= TRY IT =
From the records, return each line that has the word "icon" in it.

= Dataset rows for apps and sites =

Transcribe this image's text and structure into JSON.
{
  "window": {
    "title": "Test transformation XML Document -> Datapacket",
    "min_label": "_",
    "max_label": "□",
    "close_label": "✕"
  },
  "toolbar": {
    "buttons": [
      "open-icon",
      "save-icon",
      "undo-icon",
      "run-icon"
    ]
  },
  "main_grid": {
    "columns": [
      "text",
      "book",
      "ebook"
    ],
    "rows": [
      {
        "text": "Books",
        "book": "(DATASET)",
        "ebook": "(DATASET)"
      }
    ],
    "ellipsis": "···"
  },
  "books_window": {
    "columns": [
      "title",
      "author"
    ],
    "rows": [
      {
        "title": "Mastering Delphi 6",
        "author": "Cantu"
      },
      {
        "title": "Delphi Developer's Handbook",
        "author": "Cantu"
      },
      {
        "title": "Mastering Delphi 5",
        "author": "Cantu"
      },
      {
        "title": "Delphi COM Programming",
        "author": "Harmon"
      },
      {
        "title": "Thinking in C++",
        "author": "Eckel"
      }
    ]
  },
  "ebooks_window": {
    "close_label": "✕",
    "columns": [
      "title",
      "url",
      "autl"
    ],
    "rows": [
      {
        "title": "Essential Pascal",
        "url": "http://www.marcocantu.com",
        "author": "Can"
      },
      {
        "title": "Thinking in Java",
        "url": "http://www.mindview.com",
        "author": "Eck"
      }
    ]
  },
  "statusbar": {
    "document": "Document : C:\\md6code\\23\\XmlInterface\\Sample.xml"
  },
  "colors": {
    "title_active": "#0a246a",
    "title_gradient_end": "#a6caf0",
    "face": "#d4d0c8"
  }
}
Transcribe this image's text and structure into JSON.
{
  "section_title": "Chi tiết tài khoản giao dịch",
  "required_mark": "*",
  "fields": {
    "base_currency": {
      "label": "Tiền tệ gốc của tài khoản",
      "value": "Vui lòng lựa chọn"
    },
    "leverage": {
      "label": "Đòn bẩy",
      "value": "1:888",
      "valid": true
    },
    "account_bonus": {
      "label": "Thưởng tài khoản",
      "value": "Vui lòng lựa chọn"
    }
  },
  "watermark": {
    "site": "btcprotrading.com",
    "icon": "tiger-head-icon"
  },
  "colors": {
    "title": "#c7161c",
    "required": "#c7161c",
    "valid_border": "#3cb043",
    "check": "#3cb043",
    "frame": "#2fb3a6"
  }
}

= EXERCISE RESPONSE =
      "open-icon",
      "save-icon",
      "undo-icon",
      "run-icon"
    "icon": "tiger-head-icon"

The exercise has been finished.